04 February 2004

Can you spare a trillion?

News item: President Bush submits $2.4 billion budget to Congress which calls for a deficit of almost half a trillion dollars.

As just a number, deficits are overrated.  The true measure of a deficit is how it compares to the Gross Domestic Product.  Usually a deficit is targeted to be no more than 3-5% of the country's GDP.  But if you spend some time researching it, no one can tell you what the deficit is anyway.  Every group has their own way of calculating it.  Today, a democrat will tell you that the deficit is huge and out of control, while a republican will say that it is not a big deal.  The opinions were reversed when there was supposed surplus during the late Clinton years.

Here's all that matters to me: the president was "elected" on the premise that he would cut everyone's taxes, which he has.  But he's nuts on spending.  Basic economics tells you that if you take in less revenue yet spend more, you're going to be in trouble.  To assume all the money saved on lower taxes will go back into the public sector is ridiculous.  People have to pay their bills first.

This president lost me economically when he insisted on going forward with his tax cuts while telling us that we were in a war time economy.  I would have been eternally impressed with him had he stood up before the nation and said "this is war, war calls for sacrifices, and I ask that you understand that I am taking your tax cut and putting it towards the war effort instead."

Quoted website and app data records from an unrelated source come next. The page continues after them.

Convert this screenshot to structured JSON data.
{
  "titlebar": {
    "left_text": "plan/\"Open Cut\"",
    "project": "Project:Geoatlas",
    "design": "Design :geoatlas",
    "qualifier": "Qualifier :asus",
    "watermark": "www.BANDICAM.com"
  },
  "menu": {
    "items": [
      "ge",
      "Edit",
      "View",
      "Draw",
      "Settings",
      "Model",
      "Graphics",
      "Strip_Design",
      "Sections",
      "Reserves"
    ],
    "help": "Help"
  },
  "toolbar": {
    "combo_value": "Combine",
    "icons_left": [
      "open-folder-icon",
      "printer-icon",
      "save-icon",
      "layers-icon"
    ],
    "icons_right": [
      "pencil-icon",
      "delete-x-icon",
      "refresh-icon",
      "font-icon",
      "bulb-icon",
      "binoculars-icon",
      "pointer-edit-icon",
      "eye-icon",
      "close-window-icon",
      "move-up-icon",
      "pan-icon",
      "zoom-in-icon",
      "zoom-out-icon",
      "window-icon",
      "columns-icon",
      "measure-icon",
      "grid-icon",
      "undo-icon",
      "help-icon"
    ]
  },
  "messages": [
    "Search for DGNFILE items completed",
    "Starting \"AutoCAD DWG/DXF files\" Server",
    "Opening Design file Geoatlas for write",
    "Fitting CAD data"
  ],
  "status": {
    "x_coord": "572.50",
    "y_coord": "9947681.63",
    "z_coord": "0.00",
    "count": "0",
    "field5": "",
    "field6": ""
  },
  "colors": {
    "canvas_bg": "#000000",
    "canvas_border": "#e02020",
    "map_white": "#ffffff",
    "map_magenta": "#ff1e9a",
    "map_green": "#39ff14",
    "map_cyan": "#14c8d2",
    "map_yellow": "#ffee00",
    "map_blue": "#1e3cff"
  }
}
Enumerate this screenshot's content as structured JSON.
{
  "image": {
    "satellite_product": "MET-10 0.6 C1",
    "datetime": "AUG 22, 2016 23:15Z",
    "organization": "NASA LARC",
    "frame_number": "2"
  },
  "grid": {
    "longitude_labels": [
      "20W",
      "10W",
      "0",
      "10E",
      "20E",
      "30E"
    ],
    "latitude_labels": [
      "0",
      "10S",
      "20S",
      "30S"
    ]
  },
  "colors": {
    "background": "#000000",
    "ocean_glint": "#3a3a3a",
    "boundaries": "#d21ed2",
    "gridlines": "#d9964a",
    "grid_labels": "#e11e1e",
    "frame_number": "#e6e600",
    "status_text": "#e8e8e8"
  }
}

But that would never happen, of course.  The cost of a deficit is much less than the cost of lost votes.

No comments: